LL: What do you envision as the future of this program, and what are the latest trends?
MS: Publishers have taken notice of the popularity of reading groups and One City One Book programs, and have increased their marketing efforts aimed at book clubs and libraries. The sales figures of popular book club and One City titles, such as To Kill A Mockingbird, A Lesson Before Dying by Ernest Gaines and Ray Bradbury’s Fahrenheit 451, have convinced publishers of the value of this program. Last year, China Boy hit the Chronicle’s paperback bestseller list, and we estimate that over four thousand copies were sold in the Bay Area during the program.
Another trend is that community-wide reading programs for children and teens are increasing in number, and some libraries are adding monthly reading programs to their programming. Last year we began On the Same Page, a program in which we promote one book a month on our web page and through public programs, buying the title in bulk so that it is visible and available.
LL: How does the One City program fit the mission of the contemporary public library?
MS: The role of libraries is evolving, but the importance of providing books to our library patrons is greater than ever. For the past decade or more the emergence of new technologies has transformed the way we provide information and reference services to our users. The advent of the Internet, search engines such as Google, and the ease of buying books from megastores and online sellers has led some even to question the value of libraries. Fortunately, our support and use continue to grow, so clearly we are evolving in ways that people need and want.
Programs such as One City One Book, our ongoing author programming, our book discussion groups, and our emphasis on expanded readers advisory, reinforce the role of the library as a community-gathering place. Libraries provide a sense of community and civic presence to a neighborhood. Recently, we opened a new branch library in Mission Bay, and the headline on the story in the Chronicle read “Here Comes the Neighborhood.” I think that said it all.
The immediate future of One City One Book depends on whether we are successful in our continuing fundraising efforts for the program. Undoubtedly this program will continue to change and evolve, and could even be supplanted by some other program which unites books and readers together.

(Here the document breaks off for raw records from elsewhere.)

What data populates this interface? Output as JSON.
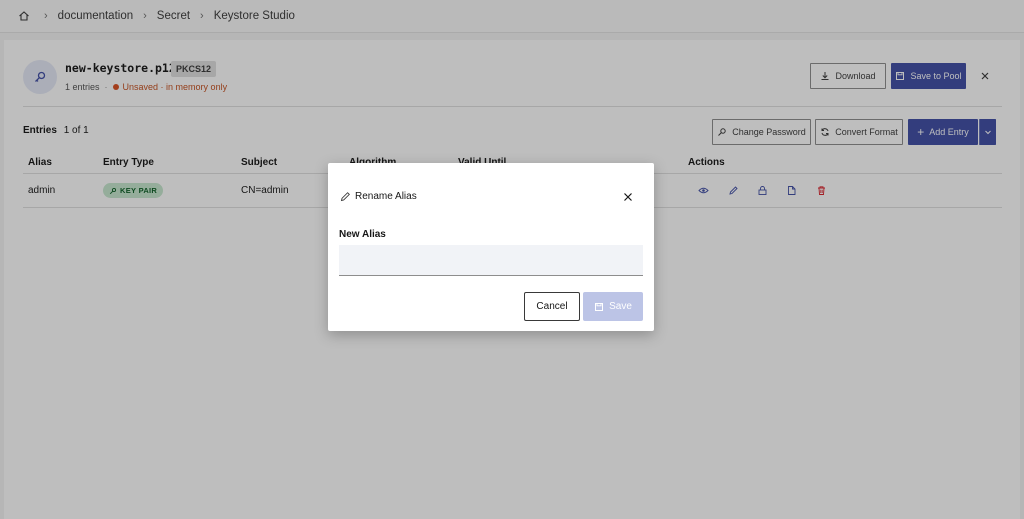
{
  "breadcrumb": {
    "items": [
      "documentation",
      "Secret",
      "Keystore Studio"
    ]
  },
  "keystore": {
    "name": "new-keystore.p12",
    "format": "PKCS12",
    "entries_count": "1 entries",
    "status": "Unsaved · in memory only"
  },
  "header_actions": {
    "download": "Download",
    "save_to_pool": "Save to Pool"
  },
  "entries": {
    "label": "Entries",
    "pagination": "1 of 1"
  },
  "toolbar": {
    "change_password": "Change Password",
    "convert_format": "Convert Format",
    "add_entry": "Add Entry"
  },
  "table": {
    "headers": {
      "alias": "Alias",
      "entry_type": "Entry Type",
      "subject": "Subject",
      "algorithm": "Algorithm",
      "valid_until": "Valid Until",
      "actions": "Actions"
    },
    "rows": [
      {
        "alias": "admin",
        "entry_type": "KEY PAIR",
        "subject": "CN=admin"
      }
    ]
  },
  "modal": {
    "title": "Rename Alias",
    "field_label": "New Alias",
    "field_value": "",
    "cancel": "Cancel",
    "save": "Save"
  },
  "colors": {
    "primary": "#3f4da6",
    "warning": "#da4e1f",
    "success_bg": "#c6e8cf",
    "danger": "#da1e28"
  }
}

Whatever future direction we take, it will be our goal to continue to make the library a community place that is friendly to books and readers.